A singularity could be defined as everyone experiencing a certain moment or thought at once. Like having all time zones converge on one time, or the entire planet experiencing the same weather for a moment, these moments of singularity are fascinating to experience.
It's not that we are always connected to the same thoughts, but that if something globally relevant happens, those who are connected have the capability to experience it at the same time. It does not matter if anyone has the same opinion on the subject, it matters that they are all suddenly aware of the change.
During a singularity, all media reach a saturation point. During an earthquake or the death of a celebrity, social networks generally collapse into a single topic and tweet about it for a period of time after the event.
In the case of Steve Jobs, real-time media channels were saturated mere seconds after the announcement. The Twitter channel I had open in Tweetdeck began zooming by with every tweet being the same. Some form of communication mentioning the passing of Steve Jobs.
Software developer Aaron Parecki noticed not just the Twitter and news channels filling up, but all of the subchannels he was in on IRC as well. Within about 20 seconds, two IRC channels, Twitter, and the entire Portland Incubator Experiment office simultaneously were talking about his death.
As the time and space it takes to send and receive information decreases, these kinds of micro-singularities will become increasingly common. If you're connected to the web, it is likely that you have just experienced another singularity.

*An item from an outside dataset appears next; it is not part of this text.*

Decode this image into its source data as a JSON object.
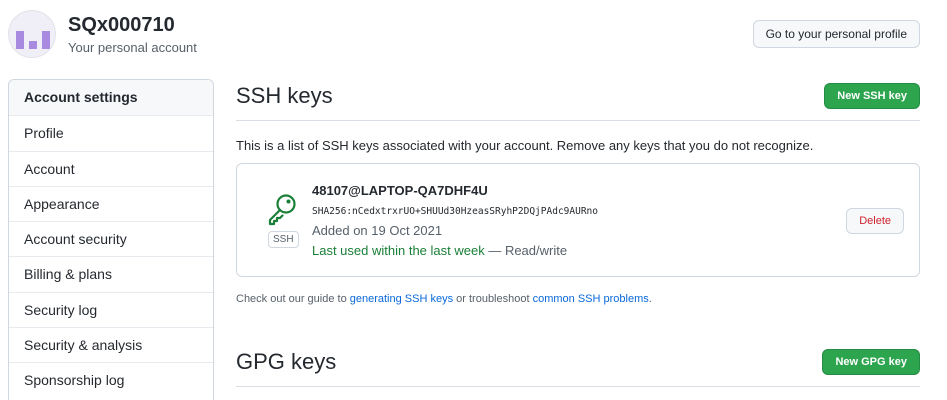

Although in this case, the micro-singularity was brought on, as @jenkhughes stated, "it was a micro-singularity made possible by Steve's own inventions". The analog world announced the death to the digital world, and the digital spread at the speed of light to all nodes on the network. Jobs played a massive role in making those nodes on which we all connect. RIP Jobs.